*** Opening Dataset records ***

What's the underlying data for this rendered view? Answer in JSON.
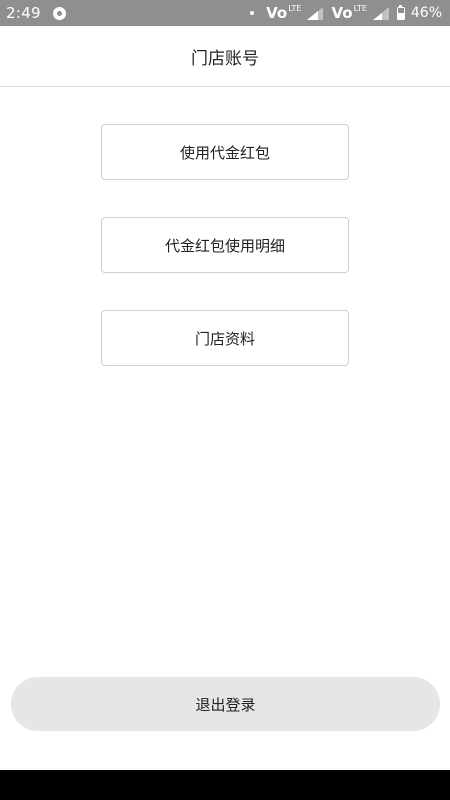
{
  "status_bar": {
    "time": "2:49",
    "network_1": "Vo",
    "network_1_sup": "LTE",
    "network_2": "Vo",
    "network_2_sup": "LTE",
    "battery_percent": "46%",
    "battery_level": 0.46
  },
  "header": {
    "title": "门店账号"
  },
  "menu": {
    "items": [
      {
        "label": "使用代金红包"
      },
      {
        "label": "代金红包使用明细"
      },
      {
        "label": "门店资料"
      }
    ]
  },
  "logout": {
    "label": "退出登录"
  }
}
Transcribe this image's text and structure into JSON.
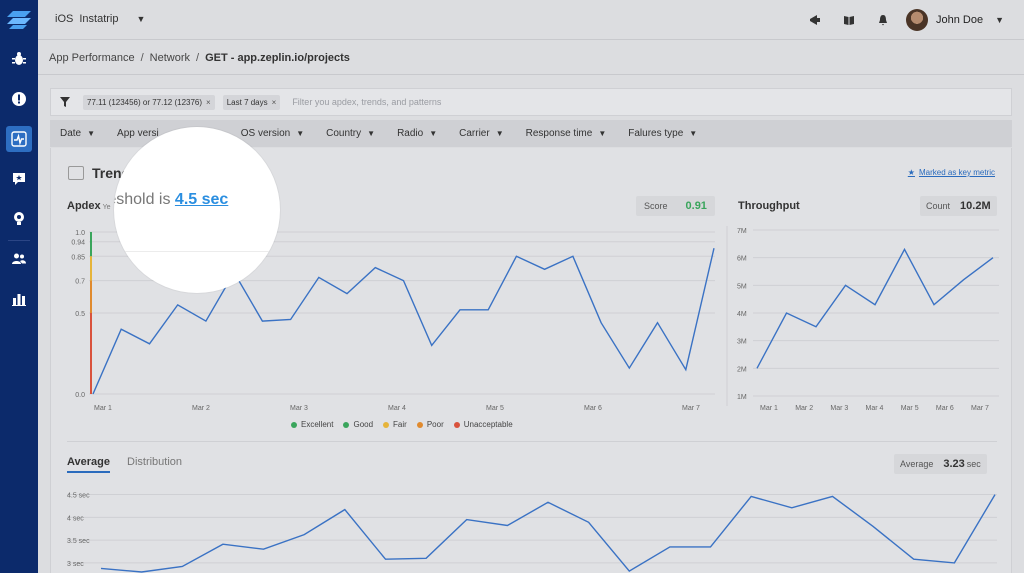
{
  "app": {
    "platform": "iOS",
    "name": "Instatrip"
  },
  "user": {
    "name": "John Doe"
  },
  "breadcrumb": [
    "App Performance",
    "Network",
    "GET - app.zeplin.io/projects"
  ],
  "filter": {
    "chips": [
      "77.11 (123456) or 77.12 (12376)",
      "Last 7 days"
    ],
    "placeholder": "Filter you apdex, trends, and patterns"
  },
  "dropdowns": [
    "Date",
    "App versi",
    "OS version",
    "Country",
    "Radio",
    "Carrier",
    "Response time",
    "Falures type"
  ],
  "trends": {
    "title": "Trend",
    "key_metric": "Marked as key metric",
    "apdex_title": "Apdex",
    "apdex_sub": "Ye",
    "score_label": "Score",
    "score_value": "0.91",
    "throughput_title": "Throughput",
    "count_label": "Count",
    "count_value": "10.2M",
    "legend": [
      {
        "label": "Excellent",
        "color": "#3aa55c"
      },
      {
        "label": "Good",
        "color": "#3aa55c"
      },
      {
        "label": "Fair",
        "color": "#e6b43a"
      },
      {
        "label": "Poor",
        "color": "#e08a2e"
      },
      {
        "label": "Unacceptable",
        "color": "#d9523c"
      }
    ]
  },
  "tabs": {
    "average": "Average",
    "distribution": "Distribution"
  },
  "average": {
    "label": "Average",
    "value": "3.23",
    "unit": "sec"
  },
  "magnifier": {
    "text_prefix": "reshold is ",
    "value": "4.5 sec"
  },
  "colors": {
    "line": "#3a72c4",
    "accent": "#2a6bbd",
    "sidebar": "#0c2a6b"
  },
  "chart_data": [
    {
      "type": "line",
      "ylabel_ticks": [
        "1.0",
        "0.94",
        "0.85",
        "0.7",
        "0.5",
        "0.0"
      ],
      "ytick_values": [
        1.0,
        0.94,
        0.85,
        0.7,
        0.5,
        0.0
      ],
      "xtick_labels": [
        "Mar 1",
        "Mar 2",
        "Mar 3",
        "Mar 4",
        "Mar 5",
        "Mar 6",
        "Mar 7"
      ],
      "ylim": [
        0,
        1
      ],
      "values": [
        0.0,
        0.4,
        0.31,
        0.55,
        0.45,
        0.75,
        0.45,
        0.46,
        0.72,
        0.62,
        0.78,
        0.7,
        0.3,
        0.52,
        0.52,
        0.85,
        0.77,
        0.85,
        0.44,
        0.16,
        0.44,
        0.15,
        0.9
      ]
    },
    {
      "type": "line",
      "ylabel_ticks": [
        "7M",
        "6M",
        "5M",
        "4M",
        "3M",
        "2M",
        "1M"
      ],
      "ytick_values": [
        7,
        6,
        5,
        4,
        3,
        2,
        1
      ],
      "xtick_labels": [
        "Mar 1",
        "Mar 2",
        "Mar 3",
        "Mar 4",
        "Mar 5",
        "Mar 6",
        "Mar 7"
      ],
      "ylim": [
        1,
        7
      ],
      "values": [
        2.0,
        4.0,
        3.5,
        5.0,
        4.3,
        6.3,
        4.3,
        5.2,
        6.0
      ]
    },
    {
      "type": "line",
      "ylabel_ticks": [
        "4.5 sec",
        "4 sec",
        "3.5 sec",
        "3 sec"
      ],
      "ytick_values": [
        4.5,
        4,
        3.5,
        3
      ],
      "ylim": [
        2.8,
        4.6
      ],
      "values": [
        2.88,
        2.8,
        2.92,
        3.41,
        3.3,
        3.62,
        4.17,
        3.08,
        3.1,
        3.95,
        3.82,
        4.33,
        3.89,
        2.82,
        3.35,
        3.35,
        4.46,
        4.21,
        4.46,
        3.8,
        3.08,
        3.0,
        4.5
      ]
    }
  ]
}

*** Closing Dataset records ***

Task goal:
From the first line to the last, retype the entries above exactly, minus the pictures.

Exercise output:
What's the underlying data for this rendered view? Answer in JSON.
{
  "status_bar": {
    "time": "2:49",
    "network_1": "Vo",
    "network_1_sup": "LTE",
    "network_2": "Vo",
    "network_2_sup": "LTE",
    "battery_percent": "46%",
    "battery_level": 0.46
  },
  "header": {
    "title": "门店账号"
  },
  "menu": {
    "items": [
      {
        "label": "使用代金红包"
      },
      {
        "label": "代金红包使用明细"
      },
      {
        "label": "门店资料"
      }
    ]
  },
  "logout": {
    "label": "退出登录"
  }
}
Transcribe this image's text and structure into JSON.
{
  "app": {
    "platform": "iOS",
    "name": "Instatrip"
  },
  "user": {
    "name": "John Doe"
  },
  "breadcrumb": [
    "App Performance",
    "Network",
    "GET - app.zeplin.io/projects"
  ],
  "filter": {
    "chips": [
      "77.11 (123456) or 77.12 (12376)",
      "Last 7 days"
    ],
    "placeholder": "Filter you apdex, trends, and patterns"
  },
  "dropdowns": [
    "Date",
    "App versi",
    "OS version",
    "Country",
    "Radio",
    "Carrier",
    "Response time",
    "Falures type"
  ],
  "trends": {
    "title": "Trend",
    "key_metric": "Marked as key metric",
    "apdex_title": "Apdex",
    "apdex_sub": "Ye",
    "score_label": "Score",
    "score_value": "0.91",
    "throughput_title": "Throughput",
    "count_label": "Count",
    "count_value": "10.2M",
    "legend": [
      {
        "label": "Excellent",
        "color": "#3aa55c"
      },
      {
        "label": "Good",
        "color": "#3aa55c"
      },
      {
        "label": "Fair",
        "color": "#e6b43a"
      },
      {
        "label": "Poor",
        "color": "#e08a2e"
      },
      {
        "label": "Unacceptable",
        "color": "#d9523c"
      }
    ]
  },
  "tabs": {
    "average": "Average",
    "distribution": "Distribution"
  },
  "average": {
    "label": "Average",
    "value": "3.23",
    "unit": "sec"
  },
  "magnifier": {
    "text_prefix": "reshold is ",
    "value": "4.5 sec"
  },
  "colors": {
    "line": "#3a72c4",
    "accent": "#2a6bbd",
    "sidebar": "#0c2a6b"
  },
  "chart_data": [
    {
      "type": "line",
      "ylabel_ticks": [
        "1.0",
        "0.94",
        "0.85",
        "0.7",
        "0.5",
        "0.0"
      ],
      "ytick_values": [
        1.0,
        0.94,
        0.85,
        0.7,
        0.5,
        0.0
      ],
      "xtick_labels": [
        "Mar 1",
        "Mar 2",
        "Mar 3",
        "Mar 4",
        "Mar 5",
        "Mar 6",
        "Mar 7"
      ],
      "ylim": [
        0,
        1
      ],
      "values": [
        0.0,
        0.4,
        0.31,
        0.55,
        0.45,
        0.75,
        0.45,
        0.46,
        0.72,
        0.62,
        0.78,
        0.7,
        0.3,
        0.52,
        0.52,
        0.85,
        0.77,
        0.85,
        0.44,
        0.16,
        0.44,
        0.15,
        0.9
      ]
    },
    {
      "type": "line",
      "ylabel_ticks": [
        "7M",
        "6M",
        "5M",
        "4M",
        "3M",
        "2M",
        "1M"
      ],
      "ytick_values": [
        7,
        6,
        5,
        4,
        3,
        2,
        1
      ],
      "xtick_labels": [
        "Mar 1",
        "Mar 2",
        "Mar 3",
        "Mar 4",
        "Mar 5",
        "Mar 6",
        "Mar 7"
      ],
      "ylim": [
        1,
        7
      ],
      "values": [
        2.0,
        4.0,
        3.5,
        5.0,
        4.3,
        6.3,
        4.3,
        5.2,
        6.0
      ]
    },
    {
      "type": "line",
      "ylabel_ticks": [
        "4.5 sec",
        "4 sec",
        "3.5 sec",
        "3 sec"
      ],
      "ytick_values": [
        4.5,
        4,
        3.5,
        3
      ],
      "ylim": [
        2.8,
        4.6
      ],
      "values": [
        2.88,
        2.8,
        2.92,
        3.41,
        3.3,
        3.62,
        4.17,
        3.08,
        3.1,
        3.95,
        3.82,
        4.33,
        3.89,
        2.82,
        3.35,
        3.35,
        4.46,
        4.21,
        4.46,
        3.8,
        3.08,
        3.0,
        4.5
      ]
    }
  ]
}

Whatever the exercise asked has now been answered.